0
\$\begingroup\$

enter image description hereI am trying to plot a Noise Spectral Density from 10 kHz to 1 MHz. The Graph shows a cure which at 1 MHz the noise is 76 pV/rootHz. I am unable to understand that unit definition here. Becuase the unit Says that it is per root of Hertz it has 76 pV. Is that true? Should I apply a formula to convert it to frequency. Please let me know. I have attached an image.

Thanks in advance.

\$\endgroup\$
  • \$\begingroup\$ Welcome to EE.SE! The unit itself should be your first clue. Take the root from your frequency and multiply it with your value and you will get the noise figure in pV. \$\endgroup\$ – winny Nov 22 '18 at 9:42
  • \$\begingroup\$ The noise is almost constant density. Ideally you would integrate the area under the curve, but since it's almost constant the noise over 1MHz is about 76.9pV*sqrt(10^6) = 76.9nV RMS. \$\endgroup\$ – Spehro Pefhany Mar 24 '19 at 4:03
1
\$\begingroup\$

A 62 ohm resistor produces 1 nanoVolt of noise in 1 Hertz bandwidth.

A 6.2 ohm resistor produces 1nV/sqrt(10) = 1nV/3.16 = 0.312 nV

or

312 picoVolt noise in 1 Hertz bandwidth.

The noise power increases linearly with bandwidth. As "Andy aka" explained, the noise voltage increases with the squareroot of bandwidth, hence the dimensions you are seeing.

\$\endgroup\$
  • \$\begingroup\$ Than you for the information, My another question is that, is 312 picoVolt noise is for 1Hz bandwidth or for 1Mhz Bandwidth ? If it is only for 1Hz Bandwidth how should I calculate for 1MHz bandwidth? \$\endgroup\$ – dachu darshan Dec 10 '18 at 6:23
0
\$\begingroup\$

If you had a value of watts per Hz would that confuse you?

Probably not so, given that power is proportional to the square of volts, would it be that surprising to find that the voltage spectral density is the square root of the power spectral density?
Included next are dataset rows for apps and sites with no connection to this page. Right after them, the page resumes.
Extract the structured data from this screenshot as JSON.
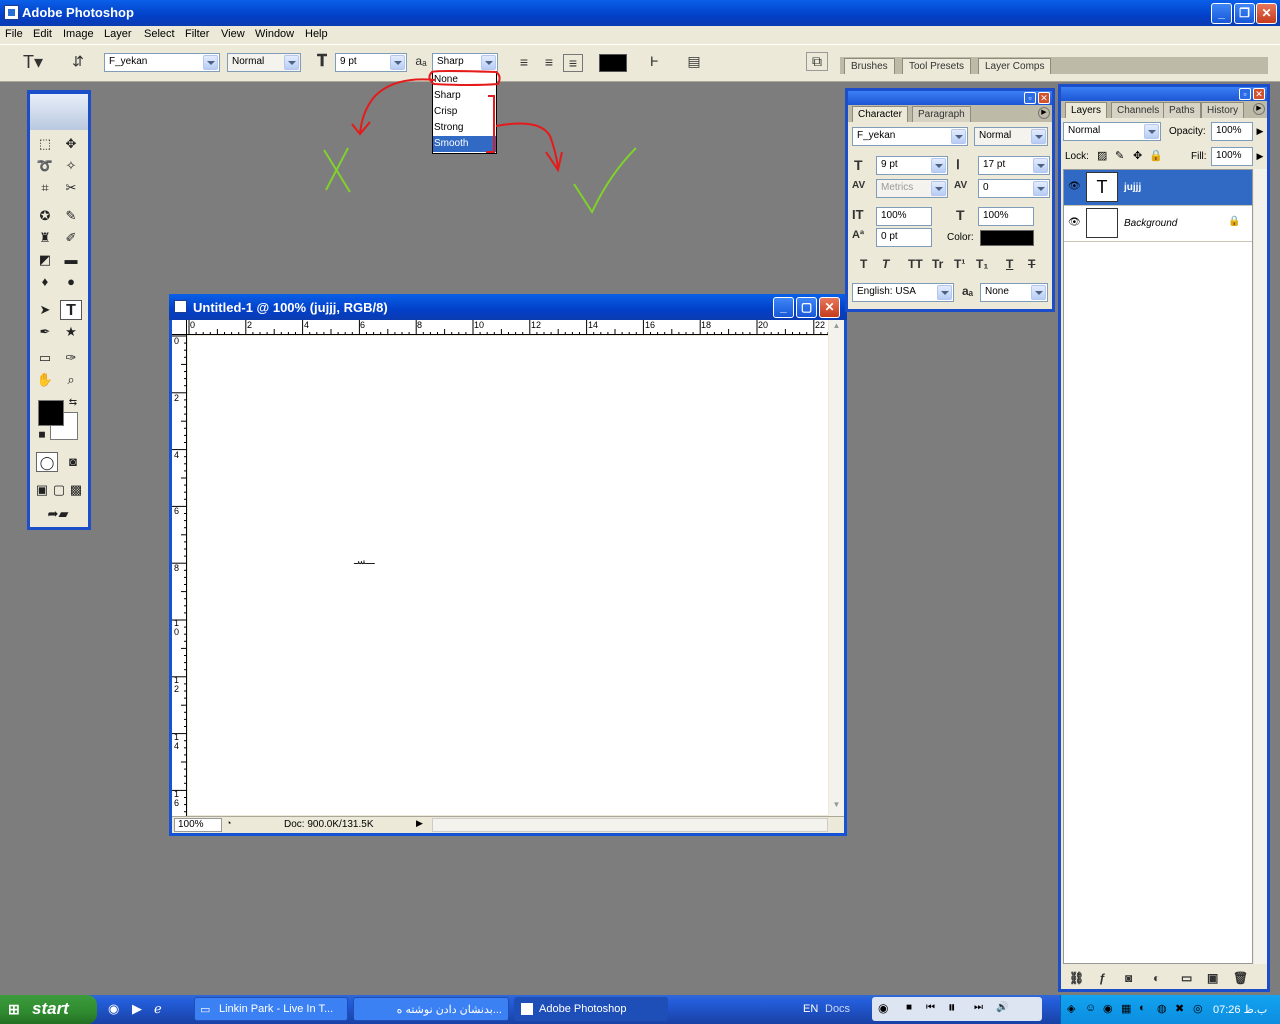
{
  "titlebar": {
    "title": "Adobe Photoshop"
  },
  "menu": [
    "File",
    "Edit",
    "Image",
    "Layer",
    "Select",
    "Filter",
    "View",
    "Window",
    "Help"
  ],
  "options": {
    "font_family": "F_yekan",
    "font_style": "Normal",
    "font_size": "9 pt",
    "antialias": "Sharp",
    "color": "#000000"
  },
  "palette_well": {
    "tabs": [
      "Brushes",
      "Tool Presets",
      "Layer Comps"
    ]
  },
  "antialias_menu": {
    "items": [
      "None",
      "Sharp",
      "Crisp",
      "Strong",
      "Smooth"
    ],
    "highlighted": "Smooth"
  },
  "annotations": {
    "wrong_mark": "X",
    "right_mark": "✓"
  },
  "document": {
    "title": "Untitled-1 @ 100% (jujjj, RGB/8)",
    "ruler_h": [
      "0",
      "2",
      "4",
      "6",
      "8",
      "10",
      "12",
      "14",
      "16",
      "18",
      "20",
      "22"
    ],
    "ruler_v": [
      "0",
      "2",
      "4",
      "6",
      "8",
      "1 0",
      "1 2",
      "1 4",
      "1 6"
    ],
    "canvas_text": "ـــسـ",
    "zoom": "100%",
    "doc_size": "Doc: 900.0K/131.5K"
  },
  "character": {
    "tabs": [
      "Character",
      "Paragraph"
    ],
    "font_family": "F_yekan",
    "font_style": "Normal",
    "size": "9 pt",
    "leading": "17 pt",
    "kerning": "Metrics",
    "tracking": "0",
    "vscale": "100%",
    "hscale": "100%",
    "baseline": "0 pt",
    "color_label": "Color:",
    "color": "#000000",
    "styles": [
      "T",
      "T",
      "TT",
      "Tr",
      "T¹",
      "T₁",
      "T",
      "T"
    ],
    "language": "English: USA",
    "antialias": "None"
  },
  "layers": {
    "tabs": [
      "Layers",
      "Channels",
      "Paths",
      "History"
    ],
    "blend_mode": "Normal",
    "opacity_label": "Opacity:",
    "opacity": "100%",
    "lock_label": "Lock:",
    "fill_label": "Fill:",
    "fill": "100%",
    "items": [
      {
        "name": "jujjj",
        "selected": true
      },
      {
        "name": "Background",
        "selected": false
      }
    ]
  },
  "taskbar": {
    "start": "start",
    "tasks": [
      "Linkin Park - Live In T...",
      "...بدنشان دادن نوشته ه",
      "Adobe Photoshop"
    ],
    "lang": "EN",
    "docs": "Docs",
    "time": "07:26 ب.ظ"
  }
}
Given also that power spectral density is measured in watts per Hz, then the square root is volts per root Hz.

\$\endgroup\$

Your Answer

By clicking “Post Your Answer”, you agree to our terms of service, privacy policy and cookie policy

Not the answer you're looking for? Browse other questions tagged or ask your own question.